  • Give staff the opportunity to provide feedback on these processes in order to identify issues or areas in need of improvement — and ensure these are managed through the appropriate mechanisms.
  • Monitor and evaluate the impact of your flexible working policies and how these are impacting employees wellbeing, satisfaction and overall workplace performance and productivity.

Changes to redundancy protection – what you need to know 

Another important change to be aware of, protects an employee from being made redundant whilst pregnant or taking a period of family leave from work.

Subject to parliamentary approval, the Maternity Leave, Adoption Leave and Shared Parental Leave (Amendment) Regulations 2024 will see an extension to the redundancy protection period for those affected by this. 

Employees will be protected from redundancy during pregnancy and for a period of 18 months after the birth, or placement of a child for those taking maternity, adoption or shared parental leave.

This is to ensure these employees are not at a disadvantage by being or having been absent from the workplace, should an organisation find itself in the unfortunate position of having to make redundancies. 

What action should you take? 

As discussed above, you should review and update your current policies to reflect these changes and communicate with your employees clearly to ensure they know their rights, while addressing any concerns they might have. 

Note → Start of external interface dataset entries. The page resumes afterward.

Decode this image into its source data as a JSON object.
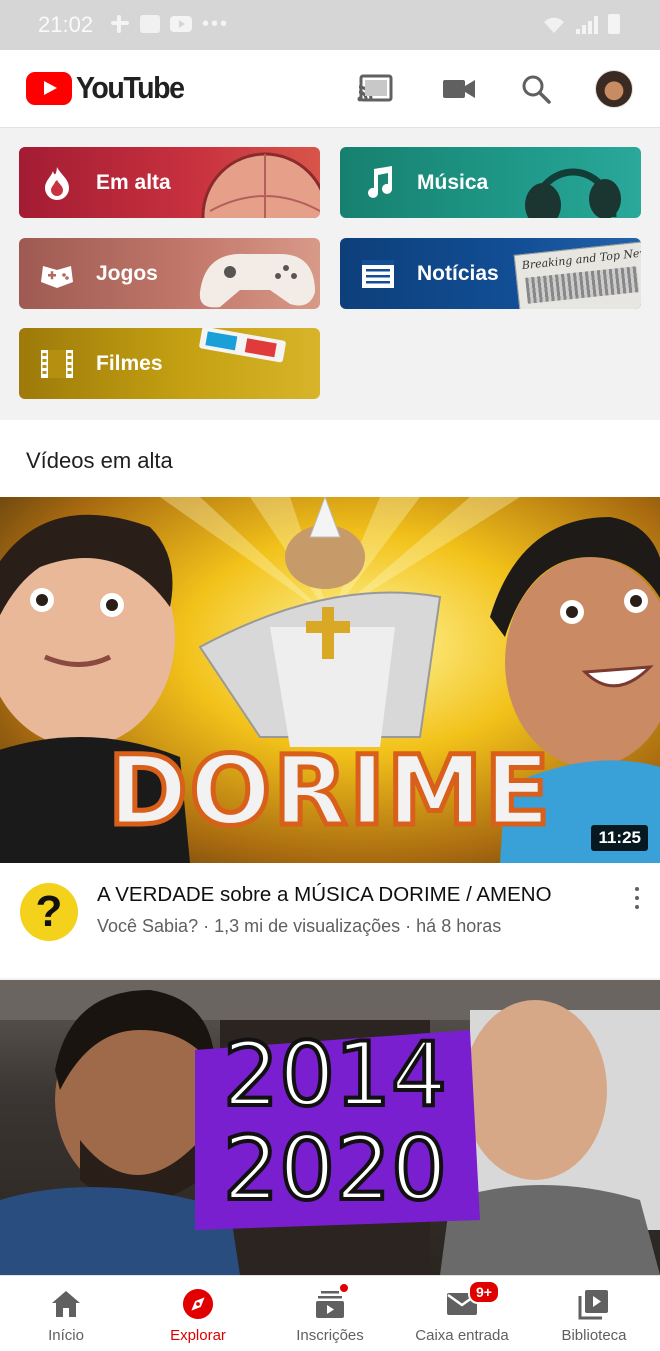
{
  "status_bar": {
    "time": "21:02",
    "left_icons": [
      "slack-icon",
      "gallery-icon",
      "youtube-icon",
      "more-icon"
    ],
    "right_icons": [
      "wifi-icon",
      "signal-icon",
      "battery-icon"
    ]
  },
  "app_bar": {
    "brand": "YouTube",
    "actions": [
      "cast-icon",
      "video-camera-icon",
      "search-icon",
      "avatar"
    ]
  },
  "categories": [
    {
      "label": "Em alta",
      "icon": "trending-icon",
      "color": "#b52633"
    },
    {
      "label": "Música",
      "icon": "music-note-icon",
      "color": "#1b8b7c"
    },
    {
      "label": "Jogos",
      "icon": "gamepad-icon",
      "color": "#a96a5e"
    },
    {
      "label": "Notícias",
      "icon": "news-icon",
      "color": "#0f4b8c"
    },
    {
      "label": "Filmes",
      "icon": "film-icon",
      "color": "#b58a10"
    }
  ],
  "news_deco_text": "Breaking and Top News",
  "section": {
    "title": "Vídeos em alta"
  },
  "videos": [
    {
      "thumbnail_text": "DORIME",
      "duration": "11:25",
      "title": "A VERDADE sobre a MÚSICA DORIME / AMENO",
      "channel": "Você Sabia?",
      "views": "1,3 mi de visualizações",
      "age": "há 8 horas",
      "meta_line": "Você Sabia? · 1,3 mi de visualizações · há 8 horas",
      "avatar_glyph": "?"
    },
    {
      "thumbnail_text_1": "2014",
      "thumbnail_text_2": "2020"
    }
  ],
  "bottom_nav": [
    {
      "label": "Início",
      "icon": "home-icon",
      "active": false
    },
    {
      "label": "Explorar",
      "icon": "explore-compass-icon",
      "active": true
    },
    {
      "label": "Inscrições",
      "icon": "subscriptions-icon",
      "active": false
    },
    {
      "label": "Caixa entrada",
      "icon": "inbox-icon",
      "active": false,
      "badge": "9+"
    },
    {
      "label": "Biblioteca",
      "icon": "library-icon",
      "active": false
    }
  ],
  "colors": {
    "accent": "#ff0000",
    "active_nav": "#e00000"
  }
}
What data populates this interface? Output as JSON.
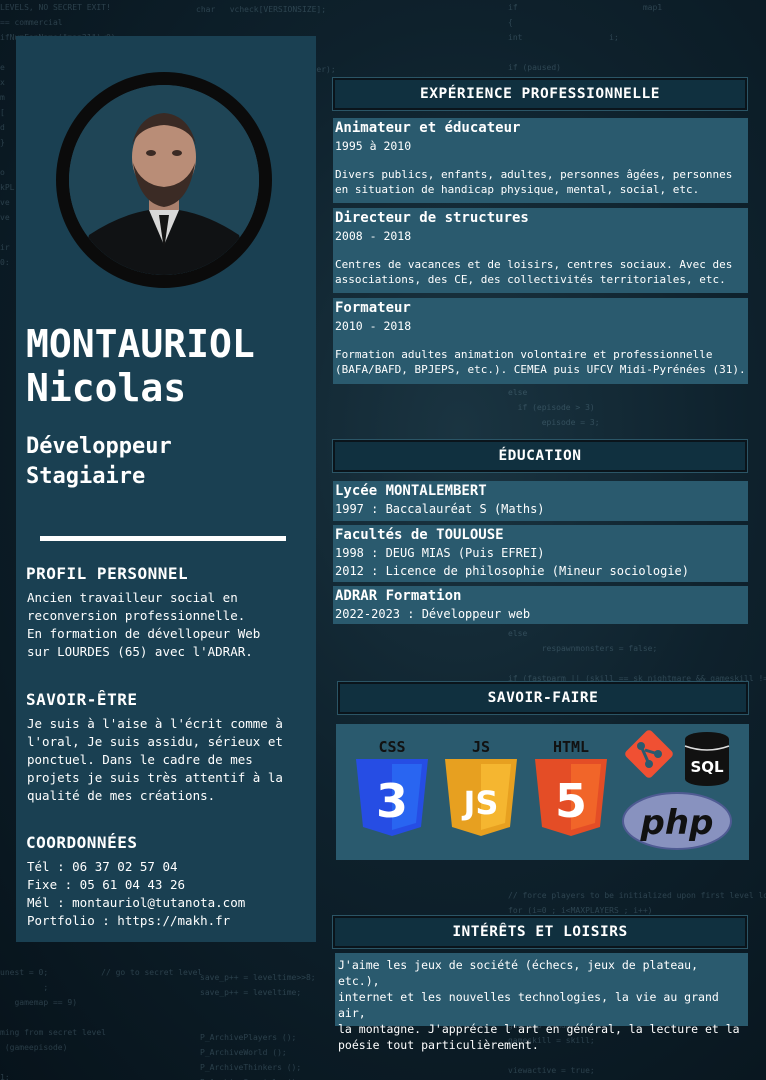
{
  "profile": {
    "last_name": "MONTAURIOL",
    "first_name": "Nicolas",
    "role_line1": "Développeur",
    "role_line2": "Stagiaire"
  },
  "personal": {
    "title": "PROFIL PERSONNEL",
    "lines": [
      "Ancien travailleur social en",
      "reconversion professionnelle.",
      "En formation de dévellopeur Web",
      "sur LOURDES (65) avec l'ADRAR."
    ]
  },
  "soft_skills": {
    "title": "SAVOIR-ÊTRE",
    "lines": [
      "Je suis à l'aise à l'écrit comme à",
      "l'oral, Je suis assidu, sérieux et",
      "ponctuel. Dans le cadre de mes",
      "projets je suis très attentif à la",
      "qualité de mes créations."
    ]
  },
  "contact": {
    "title": "COORDONNÉES",
    "lines": [
      "Tél : 06 37 02 57 04",
      "Fixe : 05 61 04 43 26",
      "Mél : montauriol@tutanota.com",
      "Portfolio : https://makh.fr"
    ]
  },
  "experience": {
    "title": "EXPÉRIENCE PROFESSIONNELLE",
    "items": [
      {
        "title": "Animateur et éducateur",
        "dates": "1995 à 2010",
        "desc1": "Divers publics, enfants, adultes, personnes âgées, personnes",
        "desc2": "en situation de handicap physique, mental, social, etc."
      },
      {
        "title": "Directeur de structures",
        "dates": "2008 - 2018",
        "desc1": "Centres de vacances et de loisirs, centres sociaux. Avec des",
        "desc2": "associations, des CE, des collectivités territoriales, etc."
      },
      {
        "title": "Formateur",
        "dates": "2010 - 2018",
        "desc1": "Formation adultes animation volontaire et professionnelle",
        "desc2": "(BAFA/BAFD, BPJEPS, etc.). CEMEA puis UFCV Midi-Pyrénées (31)."
      }
    ]
  },
  "education": {
    "title": "ÉDUCATION",
    "items": [
      {
        "title": "Lycée MONTALEMBERT",
        "line1": "1997 : Baccalauréat S (Maths)"
      },
      {
        "title": "Facultés de TOULOUSE",
        "line1": "1998 : DEUG MIAS (Puis EFREI)",
        "line2": "2012 : Licence de philosophie (Mineur sociologie)"
      },
      {
        "title": "ADRAR Formation",
        "line1": "2022-2023 : Développeur web"
      }
    ]
  },
  "hard_skills": {
    "title": "SAVOIR-FAIRE",
    "logos": [
      {
        "icon": "css3-icon",
        "label": "CSS",
        "num": "3",
        "color": "#264de4"
      },
      {
        "icon": "js-icon",
        "label": "JS",
        "num": "JS",
        "color": "#f0a020"
      },
      {
        "icon": "html5-icon",
        "label": "HTML",
        "num": "5",
        "color": "#e44d26"
      },
      {
        "icon": "git-icon",
        "color": "#f05033"
      },
      {
        "icon": "sql-icon",
        "label": "SQL"
      },
      {
        "icon": "php-icon",
        "label": "php",
        "color": "#8892bf"
      }
    ]
  },
  "interests": {
    "title": "INTÉRÊTS ET LOISIRS",
    "lines": [
      "J'aime les jeux de société (échecs, jeux de plateau, etc.),",
      "internet et les nouvelles technologies, la vie au grand air,",
      "la montagne. J'apprécie l'art en général, la lecture et la",
      "poésie tout particulièrement."
    ]
  }
}
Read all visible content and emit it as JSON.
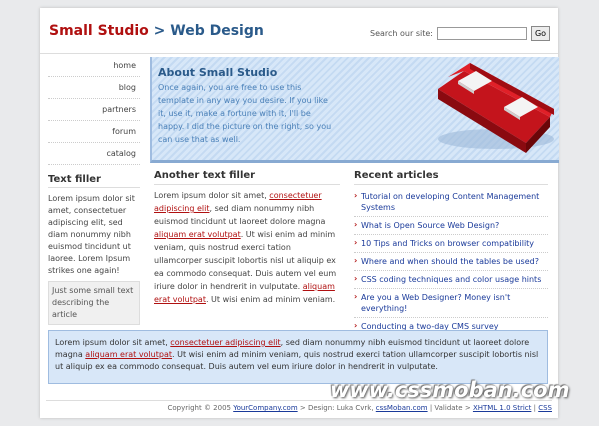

For more support around upcoming changes to employment regulations and to discuss this in more detail, contact the team at Embrace HR via www.embracehr.co.uk